Dating in all romenia
Moscow has also threatened a military response if Sweden or Finland decides to join NATO; according to NATO’s secretary-general, Russian exercises have included simulated nuclear strikes against Sweden.Reported changes in the Russian military doctrine suggest that the Kremlin plans on the first use of nuclear weapons in the early stages of a conflict with NATO (known as “escalate to de-escalate”) to prevent escalation to a larger-scale conventional war that Moscow believes NATO would ultimately win.Russia’s recent deployment of a nuclear-armed cruise missile that threatens NATO forces and facilities—in violation of the U.S.-Russian Intermediate-Range Nuclear Forces (INF) Treaty—underscores Moscow’s intent to undermine alliance cohesion.
It maintains that it is threatened by the West and by instability not only around Russia’s periphery but also at home.
In addition, NATO agreed on additional measures to improve the readiness, training, command and control, and logistics support of these forces.
From NATO’s perspective, this is a prudent approach that serves to bolster deterrence and reassure the Baltic states without presenting a significant military menace right up against Russia’s borders.
With NATO’s expansion, the alliance’s border with Russia has shifted much closer to the Russian heartland.
These fears, however unjustified they seem from the West’s point of view, have prompted the Kremlin to launch a national mobilization effort to thwart what it perceives as a direct Western threat to Russian security.

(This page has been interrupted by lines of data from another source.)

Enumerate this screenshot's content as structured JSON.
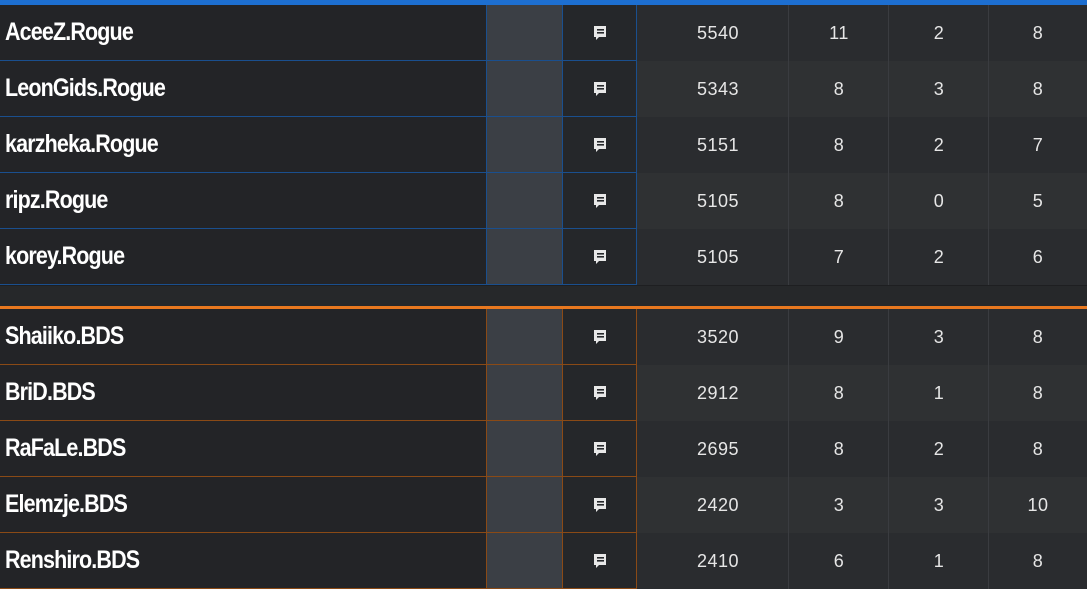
{
  "teams": [
    {
      "name": "Rogue",
      "color": "#1d6fd1",
      "players": [
        {
          "name": "AceeZ.Rogue",
          "score": "5540",
          "kills": "11",
          "deaths": "2",
          "assists": "8"
        },
        {
          "name": "LeonGids.Rogue",
          "score": "5343",
          "kills": "8",
          "deaths": "3",
          "assists": "8"
        },
        {
          "name": "karzheka.Rogue",
          "score": "5151",
          "kills": "8",
          "deaths": "2",
          "assists": "7"
        },
        {
          "name": "ripz.Rogue",
          "score": "5105",
          "kills": "8",
          "deaths": "0",
          "assists": "5"
        },
        {
          "name": "korey.Rogue",
          "score": "5105",
          "kills": "7",
          "deaths": "2",
          "assists": "6"
        }
      ]
    },
    {
      "name": "BDS",
      "color": "#e8781f",
      "players": [
        {
          "name": "Shaiiko.BDS",
          "score": "3520",
          "kills": "9",
          "deaths": "3",
          "assists": "8"
        },
        {
          "name": "BriD.BDS",
          "score": "2912",
          "kills": "8",
          "deaths": "1",
          "assists": "8"
        },
        {
          "name": "RaFaLe.BDS",
          "score": "2695",
          "kills": "8",
          "deaths": "2",
          "assists": "8"
        },
        {
          "name": "Elemzje.BDS",
          "score": "2420",
          "kills": "3",
          "deaths": "3",
          "assists": "10"
        },
        {
          "name": "Renshiro.BDS",
          "score": "2410",
          "kills": "6",
          "deaths": "1",
          "assists": "8"
        }
      ]
    }
  ],
  "icons": {
    "chat": "chat-bubble-icon"
  }
}
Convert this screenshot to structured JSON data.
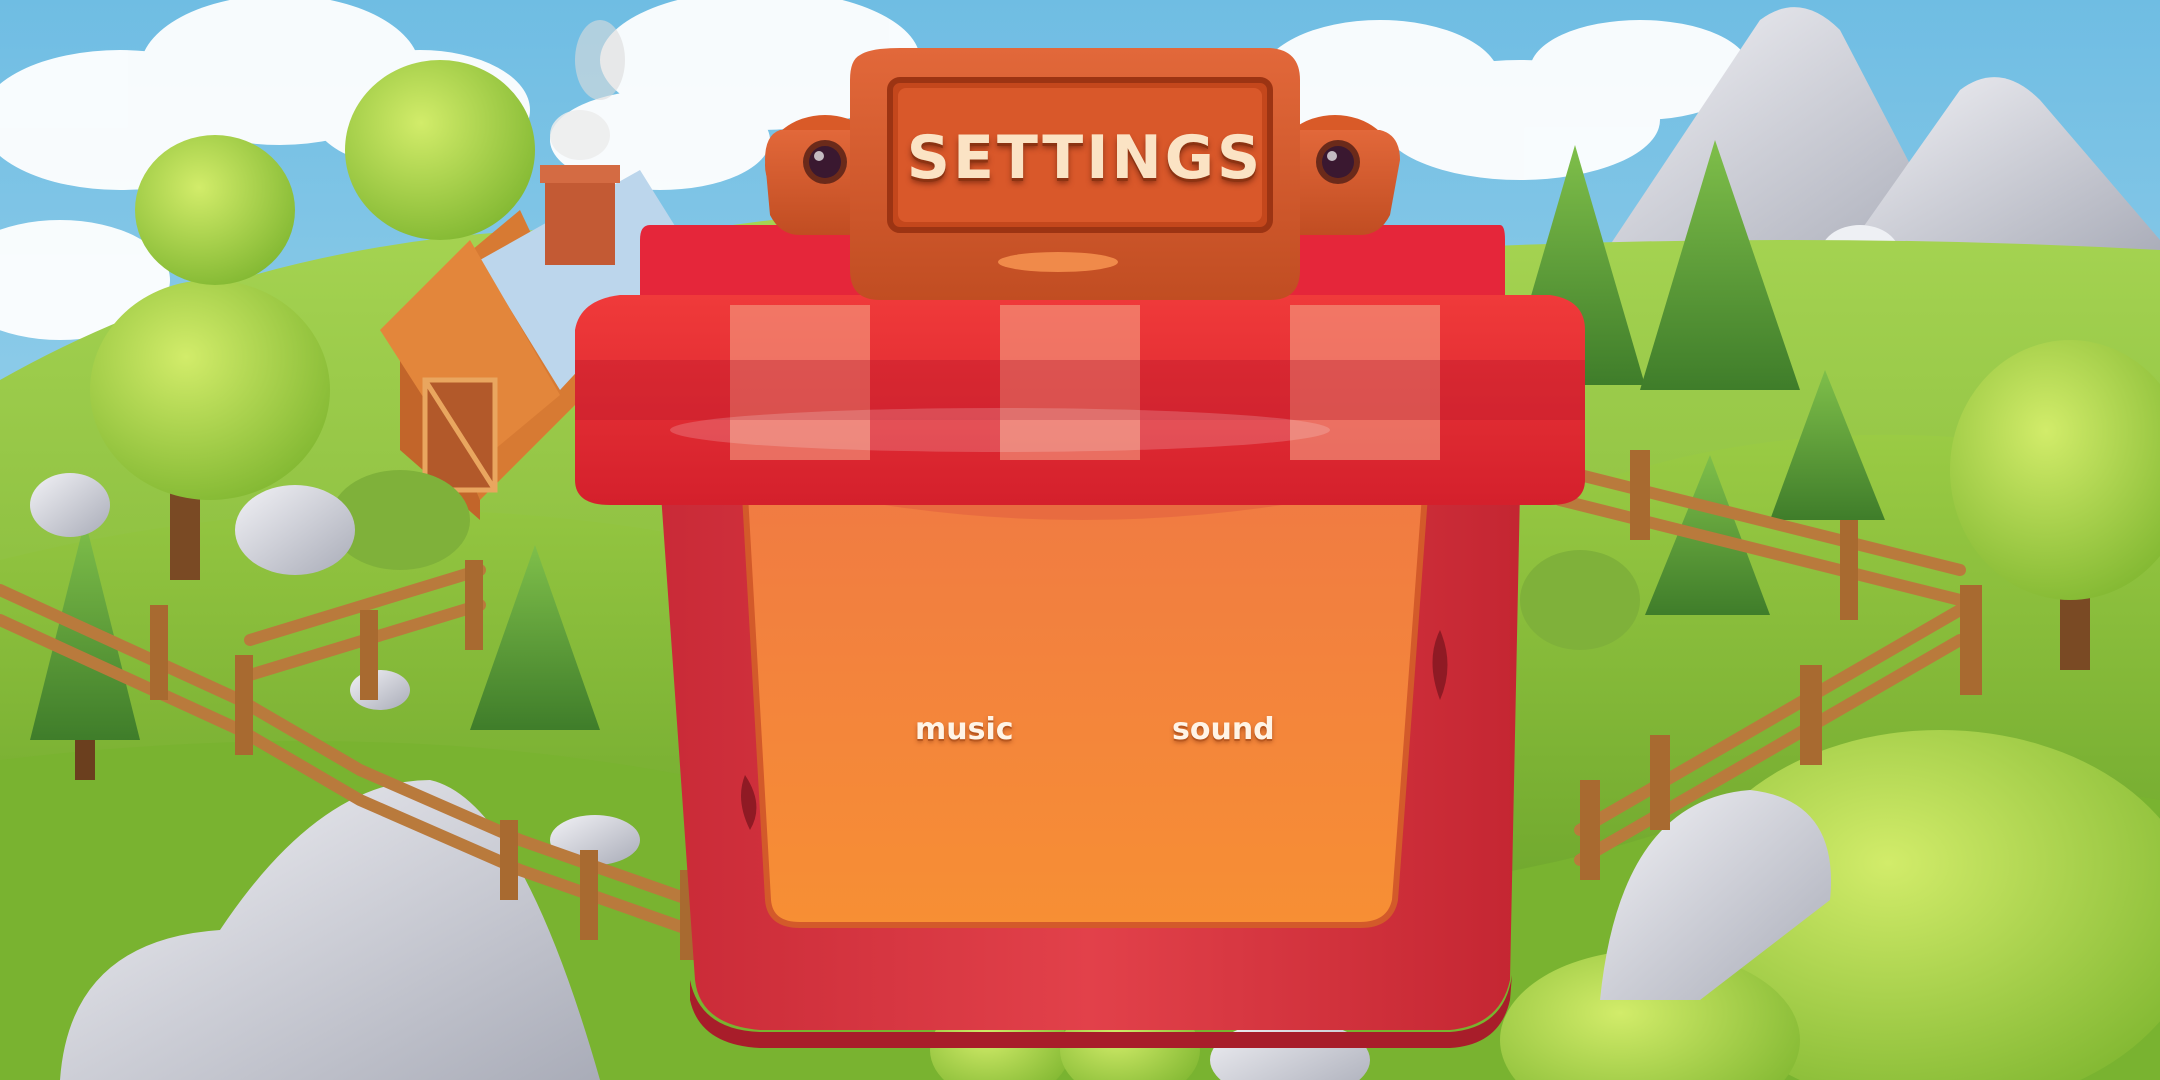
{
  "settings": {
    "title": "SETTINGS",
    "options": {
      "music_label": "music",
      "sound_label": "sound"
    }
  },
  "colors": {
    "sky": "#7fc4e6",
    "grass": "#8cc43c",
    "awning_red": "#e32a33",
    "panel_red": "#d9373f",
    "panel_orange": "#f58a3a",
    "plank": "#d75a27"
  }
}
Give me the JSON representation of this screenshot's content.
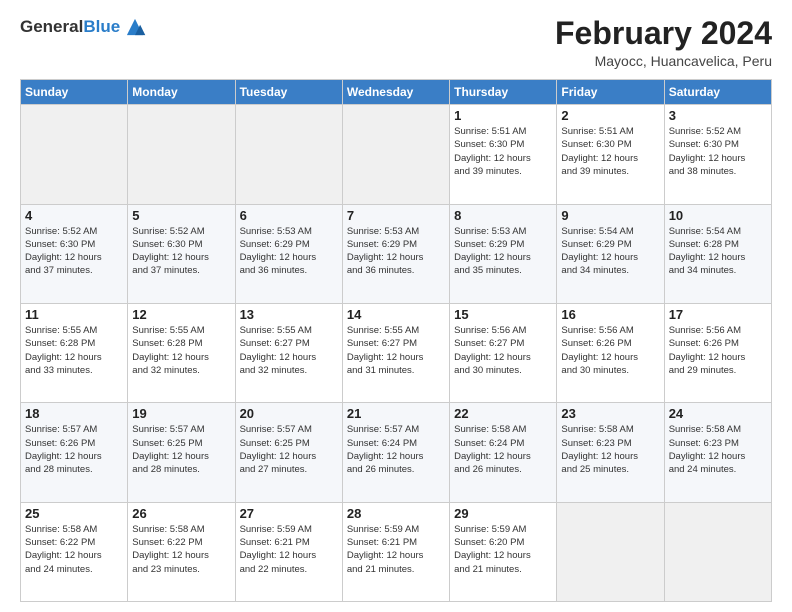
{
  "logo": {
    "general": "General",
    "blue": "Blue"
  },
  "title": "February 2024",
  "location": "Mayocc, Huancavelica, Peru",
  "days_header": [
    "Sunday",
    "Monday",
    "Tuesday",
    "Wednesday",
    "Thursday",
    "Friday",
    "Saturday"
  ],
  "weeks": [
    [
      {
        "day": "",
        "info": ""
      },
      {
        "day": "",
        "info": ""
      },
      {
        "day": "",
        "info": ""
      },
      {
        "day": "",
        "info": ""
      },
      {
        "day": "1",
        "info": "Sunrise: 5:51 AM\nSunset: 6:30 PM\nDaylight: 12 hours\nand 39 minutes."
      },
      {
        "day": "2",
        "info": "Sunrise: 5:51 AM\nSunset: 6:30 PM\nDaylight: 12 hours\nand 39 minutes."
      },
      {
        "day": "3",
        "info": "Sunrise: 5:52 AM\nSunset: 6:30 PM\nDaylight: 12 hours\nand 38 minutes."
      }
    ],
    [
      {
        "day": "4",
        "info": "Sunrise: 5:52 AM\nSunset: 6:30 PM\nDaylight: 12 hours\nand 37 minutes."
      },
      {
        "day": "5",
        "info": "Sunrise: 5:52 AM\nSunset: 6:30 PM\nDaylight: 12 hours\nand 37 minutes."
      },
      {
        "day": "6",
        "info": "Sunrise: 5:53 AM\nSunset: 6:29 PM\nDaylight: 12 hours\nand 36 minutes."
      },
      {
        "day": "7",
        "info": "Sunrise: 5:53 AM\nSunset: 6:29 PM\nDaylight: 12 hours\nand 36 minutes."
      },
      {
        "day": "8",
        "info": "Sunrise: 5:53 AM\nSunset: 6:29 PM\nDaylight: 12 hours\nand 35 minutes."
      },
      {
        "day": "9",
        "info": "Sunrise: 5:54 AM\nSunset: 6:29 PM\nDaylight: 12 hours\nand 34 minutes."
      },
      {
        "day": "10",
        "info": "Sunrise: 5:54 AM\nSunset: 6:28 PM\nDaylight: 12 hours\nand 34 minutes."
      }
    ],
    [
      {
        "day": "11",
        "info": "Sunrise: 5:55 AM\nSunset: 6:28 PM\nDaylight: 12 hours\nand 33 minutes."
      },
      {
        "day": "12",
        "info": "Sunrise: 5:55 AM\nSunset: 6:28 PM\nDaylight: 12 hours\nand 32 minutes."
      },
      {
        "day": "13",
        "info": "Sunrise: 5:55 AM\nSunset: 6:27 PM\nDaylight: 12 hours\nand 32 minutes."
      },
      {
        "day": "14",
        "info": "Sunrise: 5:55 AM\nSunset: 6:27 PM\nDaylight: 12 hours\nand 31 minutes."
      },
      {
        "day": "15",
        "info": "Sunrise: 5:56 AM\nSunset: 6:27 PM\nDaylight: 12 hours\nand 30 minutes."
      },
      {
        "day": "16",
        "info": "Sunrise: 5:56 AM\nSunset: 6:26 PM\nDaylight: 12 hours\nand 30 minutes."
      },
      {
        "day": "17",
        "info": "Sunrise: 5:56 AM\nSunset: 6:26 PM\nDaylight: 12 hours\nand 29 minutes."
      }
    ],
    [
      {
        "day": "18",
        "info": "Sunrise: 5:57 AM\nSunset: 6:26 PM\nDaylight: 12 hours\nand 28 minutes."
      },
      {
        "day": "19",
        "info": "Sunrise: 5:57 AM\nSunset: 6:25 PM\nDaylight: 12 hours\nand 28 minutes."
      },
      {
        "day": "20",
        "info": "Sunrise: 5:57 AM\nSunset: 6:25 PM\nDaylight: 12 hours\nand 27 minutes."
      },
      {
        "day": "21",
        "info": "Sunrise: 5:57 AM\nSunset: 6:24 PM\nDaylight: 12 hours\nand 26 minutes."
      },
      {
        "day": "22",
        "info": "Sunrise: 5:58 AM\nSunset: 6:24 PM\nDaylight: 12 hours\nand 26 minutes."
      },
      {
        "day": "23",
        "info": "Sunrise: 5:58 AM\nSunset: 6:23 PM\nDaylight: 12 hours\nand 25 minutes."
      },
      {
        "day": "24",
        "info": "Sunrise: 5:58 AM\nSunset: 6:23 PM\nDaylight: 12 hours\nand 24 minutes."
      }
    ],
    [
      {
        "day": "25",
        "info": "Sunrise: 5:58 AM\nSunset: 6:22 PM\nDaylight: 12 hours\nand 24 minutes."
      },
      {
        "day": "26",
        "info": "Sunrise: 5:58 AM\nSunset: 6:22 PM\nDaylight: 12 hours\nand 23 minutes."
      },
      {
        "day": "27",
        "info": "Sunrise: 5:59 AM\nSunset: 6:21 PM\nDaylight: 12 hours\nand 22 minutes."
      },
      {
        "day": "28",
        "info": "Sunrise: 5:59 AM\nSunset: 6:21 PM\nDaylight: 12 hours\nand 21 minutes."
      },
      {
        "day": "29",
        "info": "Sunrise: 5:59 AM\nSunset: 6:20 PM\nDaylight: 12 hours\nand 21 minutes."
      },
      {
        "day": "",
        "info": ""
      },
      {
        "day": "",
        "info": ""
      }
    ]
  ]
}
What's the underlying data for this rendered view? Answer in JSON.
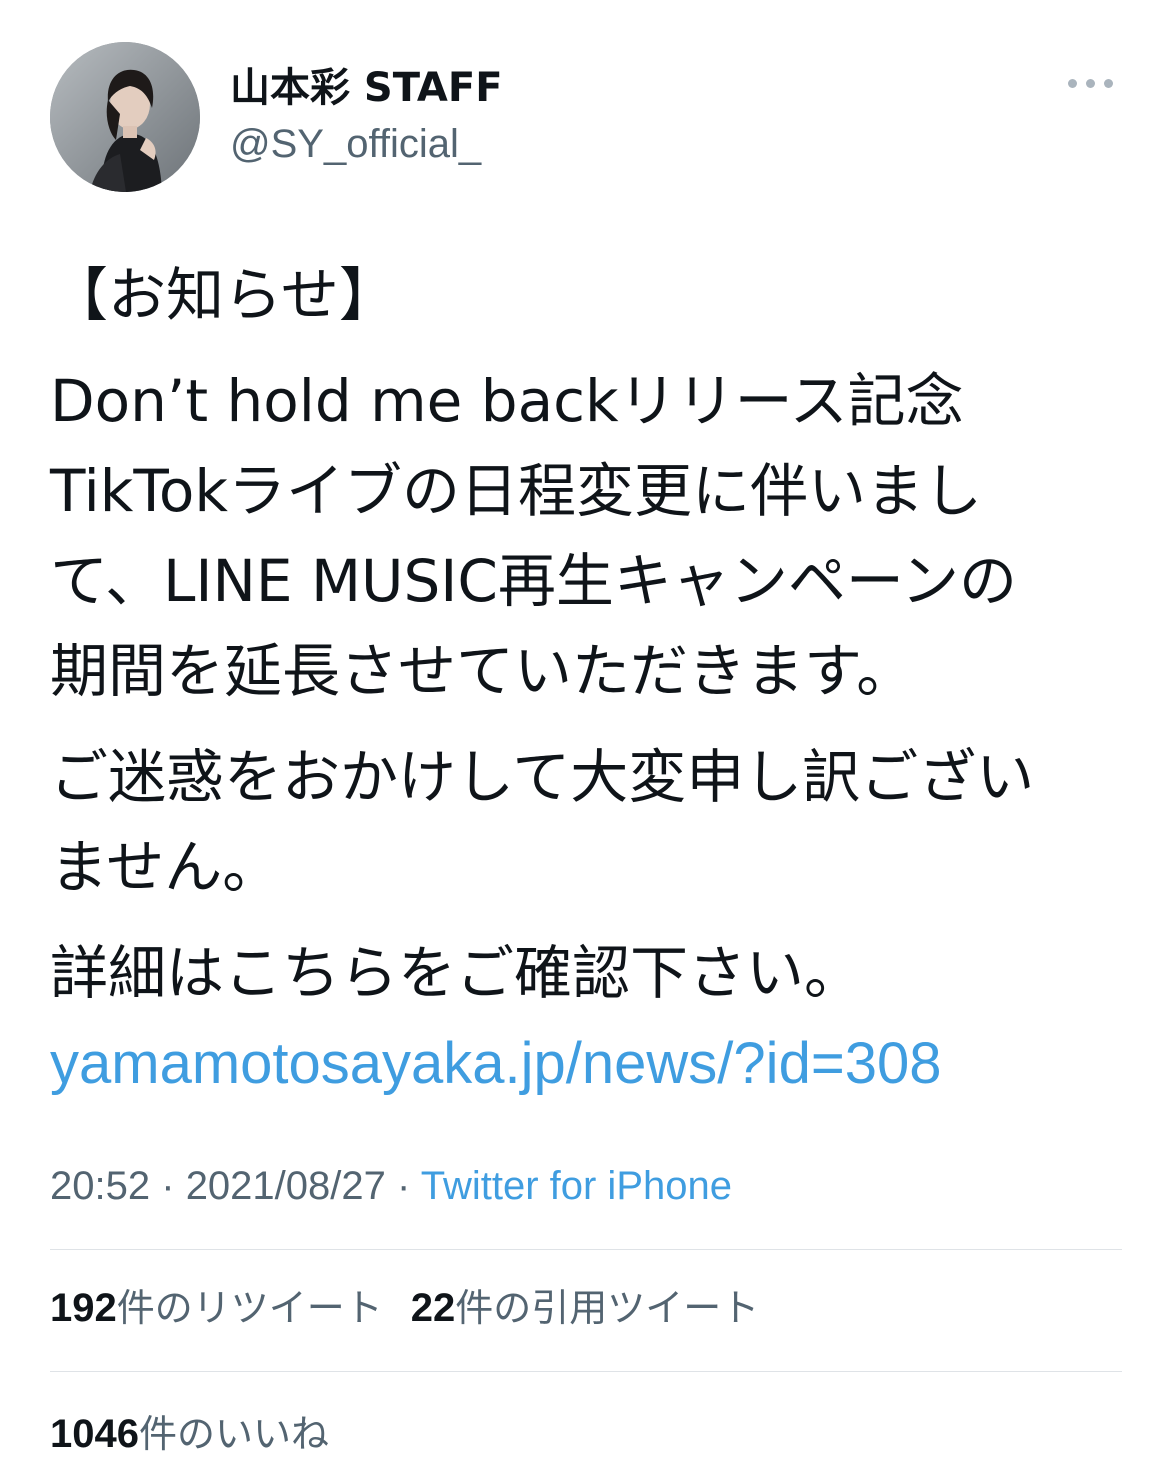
{
  "author": {
    "display_name": "山本彩 STAFF",
    "handle": "@SY_official_"
  },
  "more_icon": "more-horizontal-icon",
  "tweet": {
    "heading": "【お知らせ】",
    "para1_lines": [
      "Don’t hold me backリリース記念",
      "TikTokライブの日程変更に伴いまし",
      "て、LINE MUSIC再生キャンペーンの",
      "期間を延長させていただきます。"
    ],
    "para2_lines": [
      "ご迷惑をおかけして大変申し訳ござい",
      "ません。"
    ],
    "para3": "詳細はこちらをご確認下さい。",
    "link": "yamamotosayaka.jp/news/?id=308"
  },
  "meta": {
    "time": "20:52",
    "separator": "·",
    "date": "2021/08/27",
    "source": "Twitter for iPhone"
  },
  "stats": {
    "retweets_count": "192",
    "retweets_label": "件のリツイート",
    "quotes_count": "22",
    "quotes_label": "件の引用ツイート",
    "likes_count": "1046",
    "likes_label": "件のいいね"
  },
  "colors": {
    "link": "#3f9de0",
    "secondary_text": "#536471",
    "divider": "#dfe3e7"
  }
}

Twenty-five years after the end of the Cold War, the military balance between NATO and Russia, after years of inattention, has again become the focus of intense concern and even alarm in some Western quarters.